Hispanics made up more than half of America's population growth in the last decade, according to the U.S. 2010 Census.
Census officials said that the group's numbers have swelled to 50.5 million, which translates into one out of every six Americans.
"People of Hispanic origin now clearly represent the second largest group in the country, with 16 percent of the total U.S. population," said Nicholas Jones, director of the U.S. Census Bureau.
Jeff Passal, a senior demographer with the Pew Hispanic Center, talked more about the Census Bureau's findings on the CBN News Channels' Morning News, March 25.
Census officials also announced Thursday that the center of the U.S. population is now the tiny town of Plato in Texas County, Mo., home to 109 people. The small community is located about 30 miles southwest of Edgar Springs, which was the population center in 2000.
The new data demonstrates how the Sunbelt continues to grow more rapidly than the old population centers of the country in the Northeast.

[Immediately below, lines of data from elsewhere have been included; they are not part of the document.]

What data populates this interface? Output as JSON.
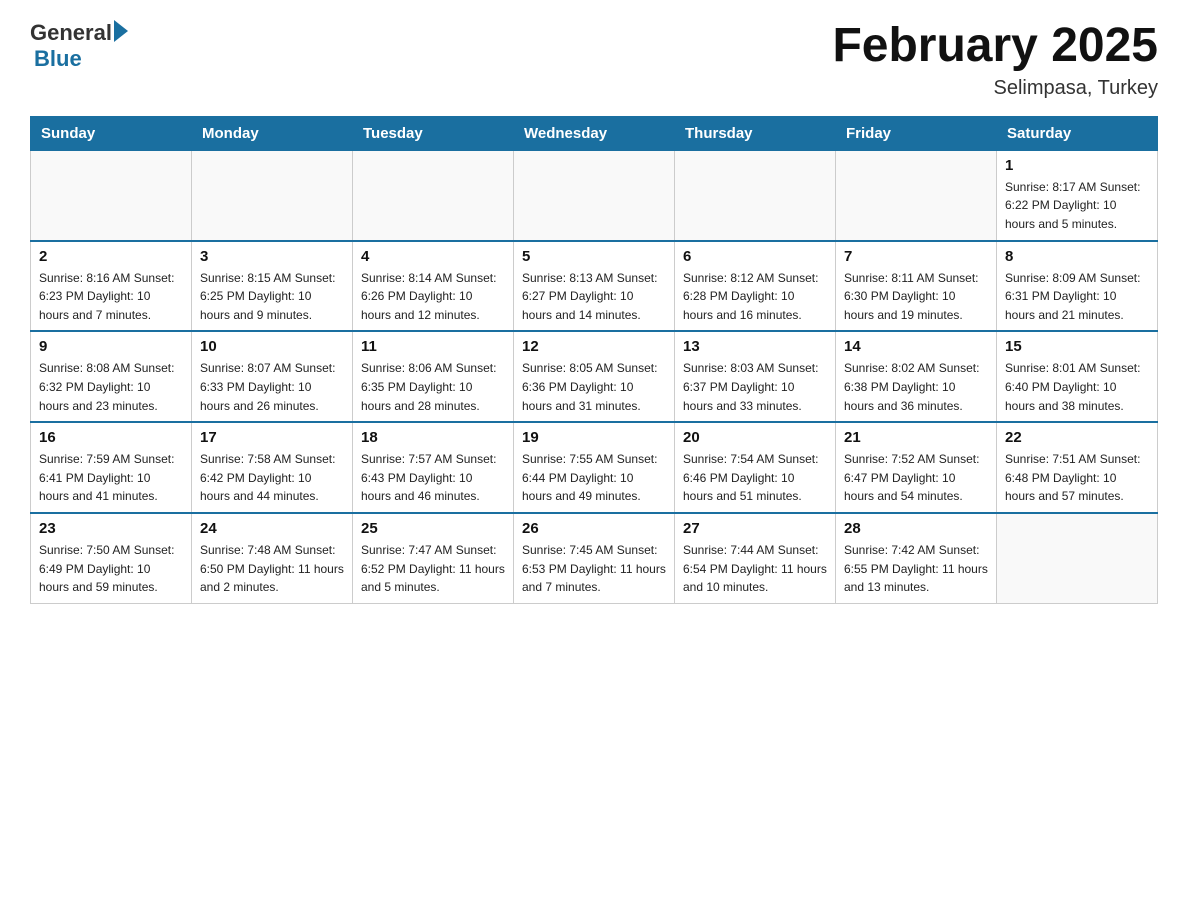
{
  "header": {
    "logo_general": "General",
    "logo_blue": "Blue",
    "title": "February 2025",
    "subtitle": "Selimpasa, Turkey"
  },
  "weekdays": [
    "Sunday",
    "Monday",
    "Tuesday",
    "Wednesday",
    "Thursday",
    "Friday",
    "Saturday"
  ],
  "weeks": [
    [
      {
        "day": "",
        "info": ""
      },
      {
        "day": "",
        "info": ""
      },
      {
        "day": "",
        "info": ""
      },
      {
        "day": "",
        "info": ""
      },
      {
        "day": "",
        "info": ""
      },
      {
        "day": "",
        "info": ""
      },
      {
        "day": "1",
        "info": "Sunrise: 8:17 AM\nSunset: 6:22 PM\nDaylight: 10 hours and 5 minutes."
      }
    ],
    [
      {
        "day": "2",
        "info": "Sunrise: 8:16 AM\nSunset: 6:23 PM\nDaylight: 10 hours and 7 minutes."
      },
      {
        "day": "3",
        "info": "Sunrise: 8:15 AM\nSunset: 6:25 PM\nDaylight: 10 hours and 9 minutes."
      },
      {
        "day": "4",
        "info": "Sunrise: 8:14 AM\nSunset: 6:26 PM\nDaylight: 10 hours and 12 minutes."
      },
      {
        "day": "5",
        "info": "Sunrise: 8:13 AM\nSunset: 6:27 PM\nDaylight: 10 hours and 14 minutes."
      },
      {
        "day": "6",
        "info": "Sunrise: 8:12 AM\nSunset: 6:28 PM\nDaylight: 10 hours and 16 minutes."
      },
      {
        "day": "7",
        "info": "Sunrise: 8:11 AM\nSunset: 6:30 PM\nDaylight: 10 hours and 19 minutes."
      },
      {
        "day": "8",
        "info": "Sunrise: 8:09 AM\nSunset: 6:31 PM\nDaylight: 10 hours and 21 minutes."
      }
    ],
    [
      {
        "day": "9",
        "info": "Sunrise: 8:08 AM\nSunset: 6:32 PM\nDaylight: 10 hours and 23 minutes."
      },
      {
        "day": "10",
        "info": "Sunrise: 8:07 AM\nSunset: 6:33 PM\nDaylight: 10 hours and 26 minutes."
      },
      {
        "day": "11",
        "info": "Sunrise: 8:06 AM\nSunset: 6:35 PM\nDaylight: 10 hours and 28 minutes."
      },
      {
        "day": "12",
        "info": "Sunrise: 8:05 AM\nSunset: 6:36 PM\nDaylight: 10 hours and 31 minutes."
      },
      {
        "day": "13",
        "info": "Sunrise: 8:03 AM\nSunset: 6:37 PM\nDaylight: 10 hours and 33 minutes."
      },
      {
        "day": "14",
        "info": "Sunrise: 8:02 AM\nSunset: 6:38 PM\nDaylight: 10 hours and 36 minutes."
      },
      {
        "day": "15",
        "info": "Sunrise: 8:01 AM\nSunset: 6:40 PM\nDaylight: 10 hours and 38 minutes."
      }
    ],
    [
      {
        "day": "16",
        "info": "Sunrise: 7:59 AM\nSunset: 6:41 PM\nDaylight: 10 hours and 41 minutes."
      },
      {
        "day": "17",
        "info": "Sunrise: 7:58 AM\nSunset: 6:42 PM\nDaylight: 10 hours and 44 minutes."
      },
      {
        "day": "18",
        "info": "Sunrise: 7:57 AM\nSunset: 6:43 PM\nDaylight: 10 hours and 46 minutes."
      },
      {
        "day": "19",
        "info": "Sunrise: 7:55 AM\nSunset: 6:44 PM\nDaylight: 10 hours and 49 minutes."
      },
      {
        "day": "20",
        "info": "Sunrise: 7:54 AM\nSunset: 6:46 PM\nDaylight: 10 hours and 51 minutes."
      },
      {
        "day": "21",
        "info": "Sunrise: 7:52 AM\nSunset: 6:47 PM\nDaylight: 10 hours and 54 minutes."
      },
      {
        "day": "22",
        "info": "Sunrise: 7:51 AM\nSunset: 6:48 PM\nDaylight: 10 hours and 57 minutes."
      }
    ],
    [
      {
        "day": "23",
        "info": "Sunrise: 7:50 AM\nSunset: 6:49 PM\nDaylight: 10 hours and 59 minutes."
      },
      {
        "day": "24",
        "info": "Sunrise: 7:48 AM\nSunset: 6:50 PM\nDaylight: 11 hours and 2 minutes."
      },
      {
        "day": "25",
        "info": "Sunrise: 7:47 AM\nSunset: 6:52 PM\nDaylight: 11 hours and 5 minutes."
      },
      {
        "day": "26",
        "info": "Sunrise: 7:45 AM\nSunset: 6:53 PM\nDaylight: 11 hours and 7 minutes."
      },
      {
        "day": "27",
        "info": "Sunrise: 7:44 AM\nSunset: 6:54 PM\nDaylight: 11 hours and 10 minutes."
      },
      {
        "day": "28",
        "info": "Sunrise: 7:42 AM\nSunset: 6:55 PM\nDaylight: 11 hours and 13 minutes."
      },
      {
        "day": "",
        "info": ""
      }
    ]
  ]
}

"It is putting a spotlight on a corner of the world that doesn't get much attention," Brad Gentry, publisher of the weekly Houston Herald, told the Associated Press. "Most residents are proud of our region and like the idea that others will learn our story through this recognition."